- The criteria for the website to be deemed finished to the agreed standard and brief, and what will happen if the website does not fulfil the brief.
- Copyright ownership for the design work, once completed.
How much do website designers charge?
The cost of website design will depend on the number of pages and their functionality, and the time required to complete the interface design and the technical development of the website.
The complexity and functionality of the website will have an impact on the cost of developing the site. A complicated e-commerce website, or one with lots of video and other media, will cost much more than a simple set of pages with static information and contact details. Additional services such as web hosting, ongoing website maintenance and statistical analysis of the usage of the site may also incur a fee.
Generally, good communication from both parties is the best way of detecting and resolving any issues as soon as they arise to prevent them becoming major problems.
Speaking to the designer on a regular basis gives both parties the opportunity to do this. It means time is not wasted working on something that does not comply with the original brief, or does not fit with the overall objectives for the website. It also gives the designer the chance to communicate anything they are unsure of or anything that is not going quite to plan.
If problems arise that cannot be resolved in person they should be detailed in writing, setting out what a reasonable solution for both parties would be.
If problems continue to escalate, website design trade associations such as the UKWDA usually have a complaints procedure to follow. Even if the designer is not a member, the professional association may still be able to advise on a possible approach for resolving the issue.
Hints and tips
- Check that all the material selected for the website, especially images, can be used without infringing copyright or, if not, that copyright clearance has been obtained.
- The responsibility for this lies with the business, not the designer.
- If the website is for a limited company, the site needs to provide all the relevant statutory company information required, including the company's name, registered number, place of registration and registered office address.
- Websites that allow customers to place orders for products or services must comply with a number of regulations. Security considerations are also important.
a database of web designers, web agencies, SEO consultants, marketing freelancers located in the UK.

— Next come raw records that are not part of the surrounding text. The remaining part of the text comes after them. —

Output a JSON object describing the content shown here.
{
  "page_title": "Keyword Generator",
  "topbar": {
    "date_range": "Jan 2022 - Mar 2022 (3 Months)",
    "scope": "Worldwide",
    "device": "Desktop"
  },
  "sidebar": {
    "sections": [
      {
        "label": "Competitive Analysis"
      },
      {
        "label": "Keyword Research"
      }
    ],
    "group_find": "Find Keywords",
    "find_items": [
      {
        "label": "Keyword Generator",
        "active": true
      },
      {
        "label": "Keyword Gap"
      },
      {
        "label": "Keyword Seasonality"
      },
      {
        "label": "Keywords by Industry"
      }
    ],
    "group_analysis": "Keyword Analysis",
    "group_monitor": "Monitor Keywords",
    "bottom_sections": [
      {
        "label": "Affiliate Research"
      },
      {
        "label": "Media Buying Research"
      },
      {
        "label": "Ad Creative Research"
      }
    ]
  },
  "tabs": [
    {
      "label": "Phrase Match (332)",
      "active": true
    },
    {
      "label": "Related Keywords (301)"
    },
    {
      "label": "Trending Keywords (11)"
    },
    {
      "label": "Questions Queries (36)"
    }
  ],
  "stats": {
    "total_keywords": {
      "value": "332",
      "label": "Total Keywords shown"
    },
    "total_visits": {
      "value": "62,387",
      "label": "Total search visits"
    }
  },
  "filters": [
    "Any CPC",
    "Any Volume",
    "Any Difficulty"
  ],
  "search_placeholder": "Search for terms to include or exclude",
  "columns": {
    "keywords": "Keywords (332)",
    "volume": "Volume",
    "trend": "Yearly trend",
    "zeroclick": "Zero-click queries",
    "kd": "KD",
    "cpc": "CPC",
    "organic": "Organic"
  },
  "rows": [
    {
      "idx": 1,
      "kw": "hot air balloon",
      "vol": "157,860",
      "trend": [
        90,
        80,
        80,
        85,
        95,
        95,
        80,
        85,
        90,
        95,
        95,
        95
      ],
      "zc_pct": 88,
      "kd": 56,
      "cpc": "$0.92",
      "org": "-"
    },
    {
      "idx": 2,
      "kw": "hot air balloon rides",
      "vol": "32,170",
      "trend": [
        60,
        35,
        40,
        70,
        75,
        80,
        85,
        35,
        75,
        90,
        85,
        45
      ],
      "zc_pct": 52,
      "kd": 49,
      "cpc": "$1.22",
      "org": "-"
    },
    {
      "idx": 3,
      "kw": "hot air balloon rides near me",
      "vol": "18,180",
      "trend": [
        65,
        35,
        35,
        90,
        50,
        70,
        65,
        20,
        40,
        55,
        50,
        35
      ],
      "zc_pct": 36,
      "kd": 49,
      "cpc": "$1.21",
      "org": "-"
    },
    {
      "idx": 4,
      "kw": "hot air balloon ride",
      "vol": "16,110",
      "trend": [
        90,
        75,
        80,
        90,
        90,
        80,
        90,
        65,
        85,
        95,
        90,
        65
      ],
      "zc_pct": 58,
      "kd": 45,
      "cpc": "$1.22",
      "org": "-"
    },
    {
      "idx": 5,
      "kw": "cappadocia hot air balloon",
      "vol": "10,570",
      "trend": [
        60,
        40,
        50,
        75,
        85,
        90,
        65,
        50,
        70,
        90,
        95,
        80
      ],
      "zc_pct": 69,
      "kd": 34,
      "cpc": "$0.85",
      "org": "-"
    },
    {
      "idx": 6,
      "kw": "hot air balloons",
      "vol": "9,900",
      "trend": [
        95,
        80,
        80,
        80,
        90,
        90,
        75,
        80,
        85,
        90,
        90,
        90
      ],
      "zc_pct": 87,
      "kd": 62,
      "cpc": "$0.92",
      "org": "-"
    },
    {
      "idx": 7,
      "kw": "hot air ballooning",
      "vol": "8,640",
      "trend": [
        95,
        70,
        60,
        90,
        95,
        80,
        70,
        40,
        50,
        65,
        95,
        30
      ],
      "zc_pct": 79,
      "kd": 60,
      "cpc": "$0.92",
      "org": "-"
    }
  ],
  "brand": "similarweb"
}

Set up in 2001, the UKWDA brings together more than 10,000 British web industry professionals under one supportive umbrella organisation.
This magazine helps businesses to keep up to date with the latest design trends to ensure websites always look current.